Entries taken from a collection
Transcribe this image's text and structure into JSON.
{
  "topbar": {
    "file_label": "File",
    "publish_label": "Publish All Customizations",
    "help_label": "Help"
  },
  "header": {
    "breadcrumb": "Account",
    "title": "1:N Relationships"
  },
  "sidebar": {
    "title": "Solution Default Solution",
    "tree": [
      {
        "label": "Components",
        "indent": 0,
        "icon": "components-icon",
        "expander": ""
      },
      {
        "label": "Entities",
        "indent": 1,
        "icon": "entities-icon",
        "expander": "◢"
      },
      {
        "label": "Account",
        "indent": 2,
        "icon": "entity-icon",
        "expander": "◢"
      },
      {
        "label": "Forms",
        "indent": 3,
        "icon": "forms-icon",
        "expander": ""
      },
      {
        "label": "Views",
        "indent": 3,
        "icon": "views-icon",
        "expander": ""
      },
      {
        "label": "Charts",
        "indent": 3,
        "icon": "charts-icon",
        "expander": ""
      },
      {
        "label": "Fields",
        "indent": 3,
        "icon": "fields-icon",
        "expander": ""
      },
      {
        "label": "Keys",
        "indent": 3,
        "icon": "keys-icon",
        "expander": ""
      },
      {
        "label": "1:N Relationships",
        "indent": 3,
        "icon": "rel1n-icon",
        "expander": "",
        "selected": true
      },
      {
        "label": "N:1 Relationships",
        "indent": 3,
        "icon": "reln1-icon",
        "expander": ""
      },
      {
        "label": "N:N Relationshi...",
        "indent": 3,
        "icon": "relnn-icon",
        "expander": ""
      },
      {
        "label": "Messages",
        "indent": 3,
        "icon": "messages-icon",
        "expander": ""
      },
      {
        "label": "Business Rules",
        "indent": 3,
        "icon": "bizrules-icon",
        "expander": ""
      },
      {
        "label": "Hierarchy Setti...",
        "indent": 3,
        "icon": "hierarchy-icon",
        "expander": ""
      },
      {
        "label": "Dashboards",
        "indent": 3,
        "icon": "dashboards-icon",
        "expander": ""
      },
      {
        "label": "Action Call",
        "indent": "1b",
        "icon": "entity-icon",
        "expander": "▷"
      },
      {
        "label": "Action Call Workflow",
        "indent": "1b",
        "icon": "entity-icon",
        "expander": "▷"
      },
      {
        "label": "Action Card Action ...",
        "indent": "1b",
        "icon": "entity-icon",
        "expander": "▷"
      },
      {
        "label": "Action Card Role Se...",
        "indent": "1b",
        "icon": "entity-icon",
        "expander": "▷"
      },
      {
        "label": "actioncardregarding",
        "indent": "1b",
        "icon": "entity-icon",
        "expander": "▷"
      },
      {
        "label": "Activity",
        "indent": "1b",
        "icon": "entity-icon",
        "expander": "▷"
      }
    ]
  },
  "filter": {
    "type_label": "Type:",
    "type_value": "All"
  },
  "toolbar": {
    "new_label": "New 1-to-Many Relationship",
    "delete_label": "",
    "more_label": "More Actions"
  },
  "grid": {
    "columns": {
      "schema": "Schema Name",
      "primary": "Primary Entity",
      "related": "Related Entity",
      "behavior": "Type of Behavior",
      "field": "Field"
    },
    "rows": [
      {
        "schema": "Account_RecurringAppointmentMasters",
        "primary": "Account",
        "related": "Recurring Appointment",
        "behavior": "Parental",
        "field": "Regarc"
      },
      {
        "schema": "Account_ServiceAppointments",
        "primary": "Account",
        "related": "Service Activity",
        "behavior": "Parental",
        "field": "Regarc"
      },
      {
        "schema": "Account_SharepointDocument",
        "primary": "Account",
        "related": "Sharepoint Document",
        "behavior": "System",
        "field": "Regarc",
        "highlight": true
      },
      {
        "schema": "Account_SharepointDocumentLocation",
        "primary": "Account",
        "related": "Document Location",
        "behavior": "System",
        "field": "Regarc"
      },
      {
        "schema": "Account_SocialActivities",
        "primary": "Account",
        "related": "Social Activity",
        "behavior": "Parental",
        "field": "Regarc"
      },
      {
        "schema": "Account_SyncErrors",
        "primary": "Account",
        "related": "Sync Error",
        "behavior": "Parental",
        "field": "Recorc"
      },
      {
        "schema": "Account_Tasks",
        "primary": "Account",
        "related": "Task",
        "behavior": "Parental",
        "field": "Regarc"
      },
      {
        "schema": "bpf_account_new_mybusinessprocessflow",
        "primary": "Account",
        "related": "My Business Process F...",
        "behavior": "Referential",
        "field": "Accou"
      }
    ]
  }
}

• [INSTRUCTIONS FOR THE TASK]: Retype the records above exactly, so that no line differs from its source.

• [OUTPUT FOR THIS EXERCISE]:
Transcribe this image's text and structure into JSON.
{
  "topbar": {
    "file_label": "File",
    "publish_label": "Publish All Customizations",
    "help_label": "Help"
  },
  "header": {
    "breadcrumb": "Account",
    "title": "1:N Relationships"
  },
  "sidebar": {
    "title": "Solution Default Solution",
    "tree": [
      {
        "label": "Components",
        "indent": 0,
        "icon": "components-icon",
        "expander": ""
      },
      {
        "label": "Entities",
        "indent": 1,
        "icon": "entities-icon",
        "expander": "◢"
      },
      {
        "label": "Account",
        "indent": 2,
        "icon": "entity-icon",
        "expander": "◢"
      },
      {
        "label": "Forms",
        "indent": 3,
        "icon": "forms-icon",
        "expander": ""
      },
      {
        "label": "Views",
        "indent": 3,
        "icon": "views-icon",
        "expander": ""
      },
      {
        "label": "Charts",
        "indent": 3,
        "icon": "charts-icon",
        "expander": ""
      },
      {
        "label": "Fields",
        "indent": 3,
        "icon": "fields-icon",
        "expander": ""
      },
      {
        "label": "Keys",
        "indent": 3,
        "icon": "keys-icon",
        "expander": ""
      },
      {
        "label": "1:N Relationships",
        "indent": 3,
        "icon": "rel1n-icon",
        "expander": "",
        "selected": true
      },
      {
        "label": "N:1 Relationships",
        "indent": 3,
        "icon": "reln1-icon",
        "expander": ""
      },
      {
        "label": "N:N Relationshi...",
        "indent": 3,
        "icon": "relnn-icon",
        "expander": ""
      },
      {
        "label": "Messages",
        "indent": 3,
        "icon": "messages-icon",
        "expander": ""
      },
      {
        "label": "Business Rules",
        "indent": 3,
        "icon": "bizrules-icon",
        "expander": ""
      },
      {
        "label": "Hierarchy Setti...",
        "indent": 3,
        "icon": "hierarchy-icon",
        "expander": ""
      },
      {
        "label": "Dashboards",
        "indent": 3,
        "icon": "dashboards-icon",
        "expander": ""
      },
      {
        "label": "Action Call",
        "indent": "1b",
        "icon": "entity-icon",
        "expander": "▷"
      },
      {
        "label": "Action Call Workflow",
        "indent": "1b",
        "icon": "entity-icon",
        "expander": "▷"
      },
      {
        "label": "Action Card Action ...",
        "indent": "1b",
        "icon": "entity-icon",
        "expander": "▷"
      },
      {
        "label": "Action Card Role Se...",
        "indent": "1b",
        "icon": "entity-icon",
        "expander": "▷"
      },
      {
        "label": "actioncardregarding",
        "indent": "1b",
        "icon": "entity-icon",
        "expander": "▷"
      },
      {
        "label": "Activity",
        "indent": "1b",
        "icon": "entity-icon",
        "expander": "▷"
      }
    ]
  },
  "filter": {
    "type_label": "Type:",
    "type_value": "All"
  },
  "toolbar": {
    "new_label": "New 1-to-Many Relationship",
    "delete_label": "",
    "more_label": "More Actions"
  },
  "grid": {
    "columns": {
      "schema": "Schema Name",
      "primary": "Primary Entity",
      "related": "Related Entity",
      "behavior": "Type of Behavior",
      "field": "Field"
    },
    "rows": [
      {
        "schema": "Account_RecurringAppointmentMasters",
        "primary": "Account",
        "related": "Recurring Appointment",
        "behavior": "Parental",
        "field": "Regarc"
      },
      {
        "schema": "Account_ServiceAppointments",
        "primary": "Account",
        "related": "Service Activity",
        "behavior": "Parental",
        "field": "Regarc"
      },
      {
        "schema": "Account_SharepointDocument",
        "primary": "Account",
        "related": "Sharepoint Document",
        "behavior": "System",
        "field": "Regarc",
        "highlight": true
      },
      {
        "schema": "Account_SharepointDocumentLocation",
        "primary": "Account",
        "related": "Document Location",
        "behavior": "System",
        "field": "Regarc"
      },
      {
        "schema": "Account_SocialActivities",
        "primary": "Account",
        "related": "Social Activity",
        "behavior": "Parental",
        "field": "Regarc"
      },
      {
        "schema": "Account_SyncErrors",
        "primary": "Account",
        "related": "Sync Error",
        "behavior": "Parental",
        "field": "Recorc"
      },
      {
        "schema": "Account_Tasks",
        "primary": "Account",
        "related": "Task",
        "behavior": "Parental",
        "field": "Regarc"
      },
      {
        "schema": "bpf_account_new_mybusinessprocessflow",
        "primary": "Account",
        "related": "My Business Process F...",
        "behavior": "Referential",
        "field": "Accou"
      }
    ]
  }
}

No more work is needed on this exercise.